Exercise requirements →
Find every line in the records below that holds the word "kind", and copy each one.

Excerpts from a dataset
######
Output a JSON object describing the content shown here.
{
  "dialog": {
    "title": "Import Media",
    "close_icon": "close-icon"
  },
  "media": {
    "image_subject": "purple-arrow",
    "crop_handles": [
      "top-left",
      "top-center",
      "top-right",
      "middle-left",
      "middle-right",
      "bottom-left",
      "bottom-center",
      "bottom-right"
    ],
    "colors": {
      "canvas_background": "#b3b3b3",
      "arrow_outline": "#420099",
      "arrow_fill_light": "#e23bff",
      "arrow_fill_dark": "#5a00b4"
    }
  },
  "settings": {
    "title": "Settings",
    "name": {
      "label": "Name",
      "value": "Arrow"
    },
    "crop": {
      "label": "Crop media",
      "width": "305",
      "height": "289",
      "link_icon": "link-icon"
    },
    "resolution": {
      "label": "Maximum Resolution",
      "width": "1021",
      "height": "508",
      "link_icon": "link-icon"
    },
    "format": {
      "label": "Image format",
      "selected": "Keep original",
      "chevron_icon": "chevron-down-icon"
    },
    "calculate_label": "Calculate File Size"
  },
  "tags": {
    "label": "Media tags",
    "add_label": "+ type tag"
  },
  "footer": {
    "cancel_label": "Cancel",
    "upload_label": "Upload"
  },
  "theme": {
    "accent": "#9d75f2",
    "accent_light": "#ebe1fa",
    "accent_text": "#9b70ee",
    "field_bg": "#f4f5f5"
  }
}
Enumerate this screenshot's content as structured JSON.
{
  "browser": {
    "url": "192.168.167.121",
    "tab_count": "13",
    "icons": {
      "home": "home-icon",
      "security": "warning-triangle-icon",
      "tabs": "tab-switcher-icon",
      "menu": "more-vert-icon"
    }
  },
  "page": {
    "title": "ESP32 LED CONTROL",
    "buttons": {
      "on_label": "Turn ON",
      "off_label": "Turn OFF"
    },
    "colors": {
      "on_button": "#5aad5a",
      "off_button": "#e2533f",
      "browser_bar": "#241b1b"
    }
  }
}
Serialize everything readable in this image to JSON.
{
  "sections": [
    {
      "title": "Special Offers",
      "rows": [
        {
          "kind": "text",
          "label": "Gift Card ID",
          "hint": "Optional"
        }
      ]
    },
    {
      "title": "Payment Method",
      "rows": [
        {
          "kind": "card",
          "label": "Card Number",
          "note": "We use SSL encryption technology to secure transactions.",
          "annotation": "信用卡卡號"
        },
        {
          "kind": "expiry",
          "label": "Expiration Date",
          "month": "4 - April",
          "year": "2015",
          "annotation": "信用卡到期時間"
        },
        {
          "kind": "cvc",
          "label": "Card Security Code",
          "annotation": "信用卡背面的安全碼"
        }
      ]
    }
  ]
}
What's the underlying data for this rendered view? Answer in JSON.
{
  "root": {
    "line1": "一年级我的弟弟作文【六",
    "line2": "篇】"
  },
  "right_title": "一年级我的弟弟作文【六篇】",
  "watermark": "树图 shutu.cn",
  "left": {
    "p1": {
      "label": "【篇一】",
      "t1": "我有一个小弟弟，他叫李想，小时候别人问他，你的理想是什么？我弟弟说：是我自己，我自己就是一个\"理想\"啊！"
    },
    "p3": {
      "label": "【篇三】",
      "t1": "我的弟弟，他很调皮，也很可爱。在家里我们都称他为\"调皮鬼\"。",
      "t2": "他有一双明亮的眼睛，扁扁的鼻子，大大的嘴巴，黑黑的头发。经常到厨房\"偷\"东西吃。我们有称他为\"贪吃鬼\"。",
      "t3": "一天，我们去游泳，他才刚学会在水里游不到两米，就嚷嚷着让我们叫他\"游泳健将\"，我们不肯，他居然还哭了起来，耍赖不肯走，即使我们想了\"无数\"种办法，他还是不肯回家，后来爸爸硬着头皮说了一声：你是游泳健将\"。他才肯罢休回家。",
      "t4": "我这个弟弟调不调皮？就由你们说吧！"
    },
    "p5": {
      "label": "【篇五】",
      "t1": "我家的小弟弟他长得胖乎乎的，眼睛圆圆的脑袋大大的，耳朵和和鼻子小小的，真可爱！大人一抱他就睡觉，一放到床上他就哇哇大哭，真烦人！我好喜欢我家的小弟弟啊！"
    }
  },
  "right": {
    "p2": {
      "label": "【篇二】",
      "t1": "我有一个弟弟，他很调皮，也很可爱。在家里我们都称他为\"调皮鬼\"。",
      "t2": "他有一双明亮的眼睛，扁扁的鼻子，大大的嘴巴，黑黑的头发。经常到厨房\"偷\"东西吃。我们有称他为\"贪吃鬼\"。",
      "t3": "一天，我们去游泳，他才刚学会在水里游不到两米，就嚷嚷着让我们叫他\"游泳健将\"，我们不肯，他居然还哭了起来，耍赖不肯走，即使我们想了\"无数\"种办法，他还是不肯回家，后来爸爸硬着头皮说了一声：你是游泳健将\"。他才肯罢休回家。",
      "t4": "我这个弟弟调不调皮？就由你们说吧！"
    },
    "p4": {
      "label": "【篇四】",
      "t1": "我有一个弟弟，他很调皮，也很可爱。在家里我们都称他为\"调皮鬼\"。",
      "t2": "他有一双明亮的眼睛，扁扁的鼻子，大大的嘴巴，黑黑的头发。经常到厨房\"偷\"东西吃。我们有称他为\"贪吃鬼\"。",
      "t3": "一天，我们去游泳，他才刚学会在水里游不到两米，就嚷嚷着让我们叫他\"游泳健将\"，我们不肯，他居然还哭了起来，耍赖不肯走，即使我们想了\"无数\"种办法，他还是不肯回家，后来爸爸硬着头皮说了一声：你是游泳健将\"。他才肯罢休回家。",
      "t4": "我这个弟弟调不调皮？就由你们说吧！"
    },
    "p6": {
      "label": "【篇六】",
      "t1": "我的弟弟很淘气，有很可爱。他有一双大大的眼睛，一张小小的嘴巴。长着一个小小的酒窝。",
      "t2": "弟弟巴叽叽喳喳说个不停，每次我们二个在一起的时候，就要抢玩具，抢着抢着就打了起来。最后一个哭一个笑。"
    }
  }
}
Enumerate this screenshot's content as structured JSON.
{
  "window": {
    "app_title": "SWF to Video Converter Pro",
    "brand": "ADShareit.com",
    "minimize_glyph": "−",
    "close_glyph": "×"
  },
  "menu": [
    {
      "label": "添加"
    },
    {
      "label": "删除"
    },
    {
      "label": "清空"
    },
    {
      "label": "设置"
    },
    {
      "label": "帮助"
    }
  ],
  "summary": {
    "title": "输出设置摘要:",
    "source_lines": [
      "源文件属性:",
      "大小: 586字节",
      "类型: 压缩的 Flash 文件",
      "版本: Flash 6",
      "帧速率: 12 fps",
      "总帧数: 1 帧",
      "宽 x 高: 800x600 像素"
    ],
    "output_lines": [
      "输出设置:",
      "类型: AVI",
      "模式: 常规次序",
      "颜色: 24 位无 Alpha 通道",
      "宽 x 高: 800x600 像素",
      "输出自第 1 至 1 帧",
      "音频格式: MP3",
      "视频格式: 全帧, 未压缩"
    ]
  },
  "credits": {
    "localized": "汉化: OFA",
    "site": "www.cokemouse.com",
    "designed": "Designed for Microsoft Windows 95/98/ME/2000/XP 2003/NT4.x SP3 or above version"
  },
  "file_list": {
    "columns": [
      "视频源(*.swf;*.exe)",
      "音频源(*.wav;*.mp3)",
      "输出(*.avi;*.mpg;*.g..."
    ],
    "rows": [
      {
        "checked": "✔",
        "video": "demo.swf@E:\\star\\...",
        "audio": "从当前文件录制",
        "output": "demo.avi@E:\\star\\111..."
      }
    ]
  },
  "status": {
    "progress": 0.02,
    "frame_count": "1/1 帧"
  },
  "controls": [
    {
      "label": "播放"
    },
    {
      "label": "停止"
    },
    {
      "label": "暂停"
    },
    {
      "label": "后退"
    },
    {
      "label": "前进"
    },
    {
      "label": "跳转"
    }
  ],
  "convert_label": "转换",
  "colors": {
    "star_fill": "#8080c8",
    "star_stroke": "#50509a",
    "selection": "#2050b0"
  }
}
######
Task answer →
          "kind": "text",
          "kind": "card",
          "kind": "expiry",
          "kind": "cvc",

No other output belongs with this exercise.